[Excerpted data]

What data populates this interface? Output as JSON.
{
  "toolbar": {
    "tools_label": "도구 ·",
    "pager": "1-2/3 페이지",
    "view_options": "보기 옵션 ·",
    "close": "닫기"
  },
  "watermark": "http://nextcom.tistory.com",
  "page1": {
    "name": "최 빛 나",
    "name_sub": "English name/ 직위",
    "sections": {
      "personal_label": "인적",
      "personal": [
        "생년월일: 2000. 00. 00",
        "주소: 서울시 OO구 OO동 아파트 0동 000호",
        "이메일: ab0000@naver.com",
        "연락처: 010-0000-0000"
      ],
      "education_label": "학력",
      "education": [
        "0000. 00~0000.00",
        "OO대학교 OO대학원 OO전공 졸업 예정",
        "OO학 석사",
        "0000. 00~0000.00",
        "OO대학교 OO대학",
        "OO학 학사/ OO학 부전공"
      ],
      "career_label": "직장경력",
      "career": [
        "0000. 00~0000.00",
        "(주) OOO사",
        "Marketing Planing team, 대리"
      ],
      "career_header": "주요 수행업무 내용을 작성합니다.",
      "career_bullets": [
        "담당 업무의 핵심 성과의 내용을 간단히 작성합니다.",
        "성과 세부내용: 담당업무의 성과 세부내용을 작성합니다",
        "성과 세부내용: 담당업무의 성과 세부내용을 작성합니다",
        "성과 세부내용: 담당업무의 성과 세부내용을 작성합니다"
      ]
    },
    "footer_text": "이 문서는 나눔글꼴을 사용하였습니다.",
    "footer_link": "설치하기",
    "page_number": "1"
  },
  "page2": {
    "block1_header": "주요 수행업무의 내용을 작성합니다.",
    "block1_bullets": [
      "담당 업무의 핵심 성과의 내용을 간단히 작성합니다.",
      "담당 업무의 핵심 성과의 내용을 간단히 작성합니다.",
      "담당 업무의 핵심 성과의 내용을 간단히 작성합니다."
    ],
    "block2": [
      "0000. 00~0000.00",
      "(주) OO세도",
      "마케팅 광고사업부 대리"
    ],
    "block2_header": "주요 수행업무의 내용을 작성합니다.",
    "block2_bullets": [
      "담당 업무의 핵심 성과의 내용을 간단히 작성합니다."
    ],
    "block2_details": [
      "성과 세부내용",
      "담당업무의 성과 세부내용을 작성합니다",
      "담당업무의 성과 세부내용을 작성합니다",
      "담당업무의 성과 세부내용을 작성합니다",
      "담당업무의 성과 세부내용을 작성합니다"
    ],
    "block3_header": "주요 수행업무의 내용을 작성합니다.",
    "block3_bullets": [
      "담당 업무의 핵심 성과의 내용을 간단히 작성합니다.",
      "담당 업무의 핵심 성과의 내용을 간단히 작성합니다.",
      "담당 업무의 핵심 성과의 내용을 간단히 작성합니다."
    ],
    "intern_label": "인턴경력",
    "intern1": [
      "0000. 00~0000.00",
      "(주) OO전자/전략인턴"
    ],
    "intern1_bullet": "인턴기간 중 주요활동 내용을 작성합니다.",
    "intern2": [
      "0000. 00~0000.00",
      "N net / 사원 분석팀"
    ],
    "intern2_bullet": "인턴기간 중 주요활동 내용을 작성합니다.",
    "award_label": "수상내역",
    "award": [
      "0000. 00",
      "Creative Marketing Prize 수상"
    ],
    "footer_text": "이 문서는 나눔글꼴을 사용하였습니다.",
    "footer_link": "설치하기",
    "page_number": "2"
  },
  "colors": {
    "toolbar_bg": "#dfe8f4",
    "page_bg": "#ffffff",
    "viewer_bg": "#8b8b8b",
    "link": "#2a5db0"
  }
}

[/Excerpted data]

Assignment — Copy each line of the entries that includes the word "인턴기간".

Exercise response —
    "intern1_bullet": "인턴기간 중 주요활동 내용을 작성합니다.",
    "intern2_bullet": "인턴기간 중 주요활동 내용을 작성합니다.",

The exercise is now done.